Breeders are plenty experienced making sure dogs get to their new homes, transporting them all across the country. Learn more about your options.
by Good Dog
Once you’ve finally found the right puppy match and are ready to bring him or her home, there are two main modes of transporting your new family member home. Each are completely valid, but make sure to check with your breeder first to confirm the options they offer. Breeders may only offer one method, so just be in communication with them ahead of time so you can plan ahead.
The important thing is that your puppy gets to you happy, healthy and safe. In order to achieve that, here are the two ways you can transport your puppy home:
Some breeders will arrange for “pick-up days.” People taking home puppies from that specific litter will be assigned windows to arrive at the breeder’s location and pick up their puppy.
Finding a local breeder makes the pickup process easy and allows you to meet and share the special occasion. More often, you’ll likely wind up working with a breeder that’s more than a quick drive away.
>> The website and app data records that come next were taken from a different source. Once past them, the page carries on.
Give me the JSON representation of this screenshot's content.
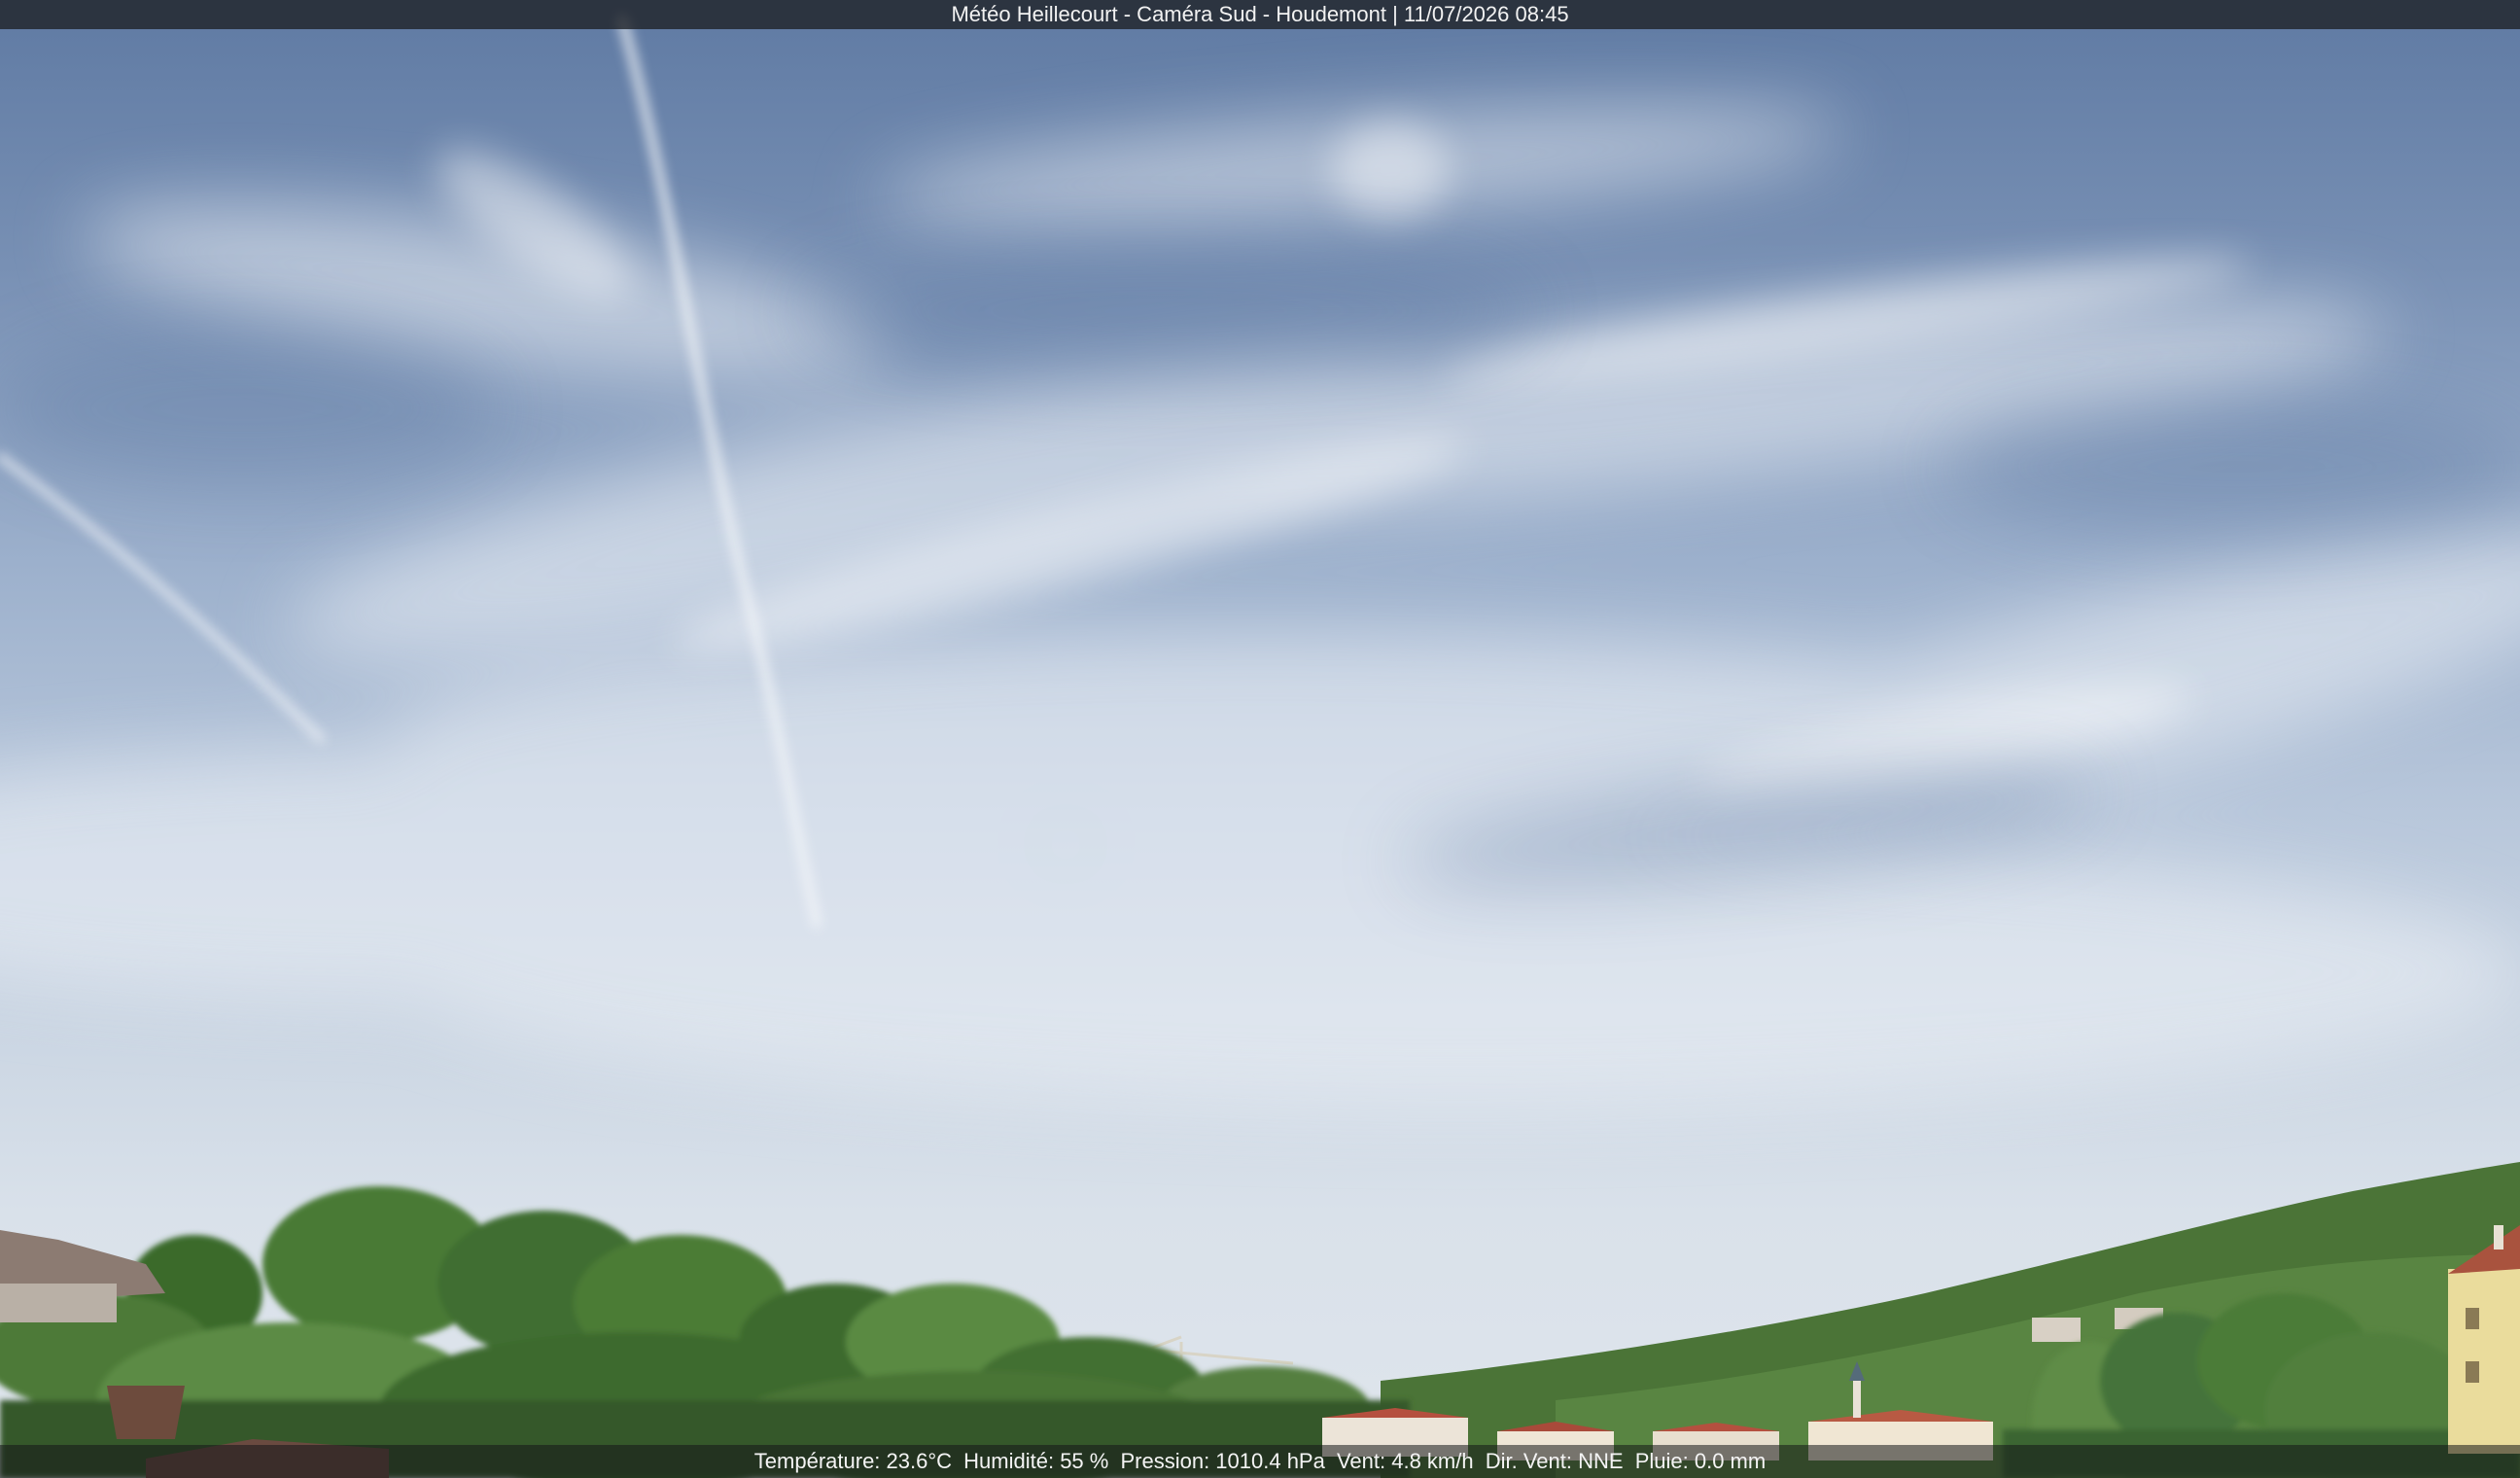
{
  "overlay": {
    "title": "Météo Heillecourt - Caméra Sud - Houdemont | 11/07/2026 08:45"
  },
  "weather": {
    "temperature": "Température: 23.6°C",
    "humidity": "Humidité: 55 %",
    "pressure": "Pression: 1010.4 hPa",
    "wind_speed": "Vent: 4.8 km/h",
    "wind_direction": "Dir. Vent: NNE",
    "rain": "Pluie: 0.0 mm"
  },
  "colors": {
    "sky_top": "#5f7aa3",
    "sky_horizon": "#dfe5ec",
    "vegetation": "#3f6b2c",
    "roof": "#b5503f"
  }
}
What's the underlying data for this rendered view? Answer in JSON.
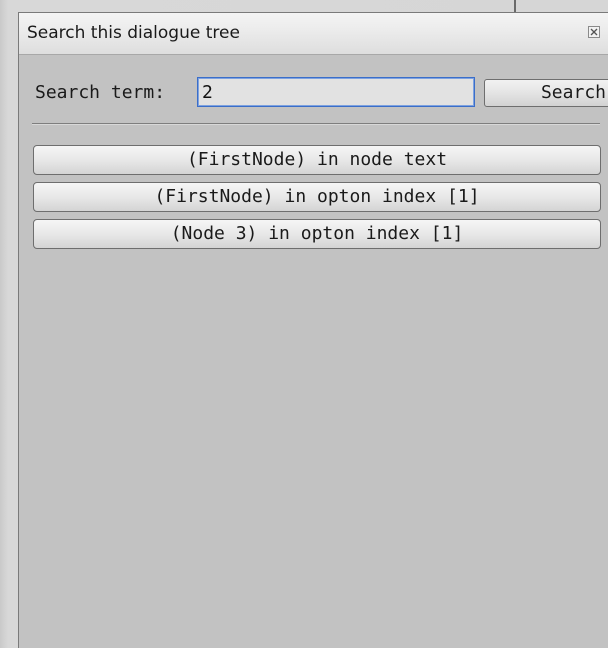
{
  "window": {
    "title": "Search this dialogue tree"
  },
  "search": {
    "label": "Search term:",
    "value": "2",
    "button_label": "Search"
  },
  "results": [
    {
      "label": "(FirstNode) in node text"
    },
    {
      "label": "(FirstNode) in opton index [1]"
    },
    {
      "label": "(Node 3) in opton index [1]"
    }
  ],
  "colors": {
    "window_bg": "#c2c2c2",
    "input_focus_border": "#3b6ec9",
    "titlebar_bg": "#ebebeb"
  },
  "icons": {
    "close": "close-icon"
  }
}
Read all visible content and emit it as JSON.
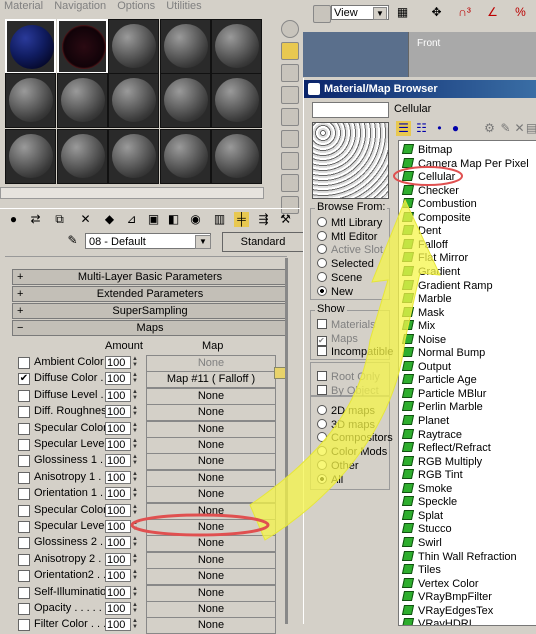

That’s totally fine — many breeders are plenty experienced making sure dogs get to their new homes, transporting them all across the country.
If driving isn’t doable, but you still want to collect your pup in person and also meet the breeder, flying in yourself is another great option (and you can make a fun trip out of it!). Just remember, though, your dog has to be small enough to fit in a carry-on that can slide under the seat in front of you.
Before you buy those potentially pricey round-trip tickets with the on-board pet surcharge (generally $100-150), check with your breeder to make sure your pup is still tiny enough to qualify as the most adorable carry-on ever.
You should also talk with your breeder about where you’ll meet once you get into town. Some breeders are happy to meet you at the airport to save you a potentially long drive, while others prefer you to come by their homes. Your decision will also help determine how much the trip costs you; in some cases, you may need to get a hotel room, which costs a bit extra but will make for a fun first night with your puppy.
Flying or driving to pick up your puppy in person isn’t always feasible. The good news is that you’re not alone, and many of our breeders offer options to help bring your puppy to you safely and comfortably.
Flight nanny A flight nanny steps in to fly with your puppy if you can’t do it yourself. The flight nanny takes care of the pup during the flight, sitting with it in the cabin area, to ensure the dog’s comfort and safety. Sometimes breeders themselves serve as the flight nanny, while other breeders send along a friend or family member to play doggy chaperone.
As you’d expect, this service comes with an extra price tag. Along with the cost of round-trip airfare and the on-board pet fee, a flight nanny will likely want to be compensated for their time, especially on longer trips.
Pet air cargo If a flight nanny isn’t doable, there are still other options for air travel. Several major domestic airlines will fly your puppy in a pet safe air cargo area. Thanks to decades of experience, these airlines are experts at keeping your pups comfortable and secure. There is a special area at the bottom of the plane for animals that is both pressurized and temperature-controlled, making it perfectly safe for flying.
In fact, your puppy will have some room to roam in a large hard crate that has extra food and water, which is more than we can say for most human plane passengers. Work with your breeder to make sure you follow the airline’s kennel requirements, so that your puppy doesn’t get turned away from traveling.
It’s important to note that some breeds are not allowed to fly in pet air cargo, out of an abundance of caution. These breeds are generally the brachycephalic (or short, snub-nosed) dogs like French Bulldogs and strong-jawed dog breeds like Chow Chows or Mastiffs.
Your puppy’s flight will have tracking information so you can watch their progress as they fly through the sky and make sure you time your arrival just right. Generally speaking, when you get to the airport, you’ll head over the baggage claim, where you’ll find a cargo pick-up desk. Remember to bring a valid ID that matches paperwork provided by the breeder so there are no delays in your meeting your new best friend.
Some breeders are careful to only book direct flights for their puppies, because hey, not even dogs like layovers. But depending on where you live and where the puppy is coming from, a connecting flight might be necessary. That shouldn’t pose a problem, as these airlines have systems in place to help your puppy move from one plane to another, with a much-deserved break in a temperature-controlled room, so they’re never sitting in a plane or exposed to the elements. Some airlines will only do one connection, though, a limitation that’s in the pup’s best interest.
All told, this service can run between $200-500, but the professional care and peace of mind is worth every penny.
Meeting your pup via ground transportation is less common than other methods, given the fact that breeders are often all over the country and long drives are not easy on young dogs. Usually, the faster you can get your puppy home the better. But if a breeder is nearby, they may opt to deliver your puppy themselves via a car or van.
Some breeders ask to be compensated for the trip, but a safe and comfortable ride with an expert is well worth it.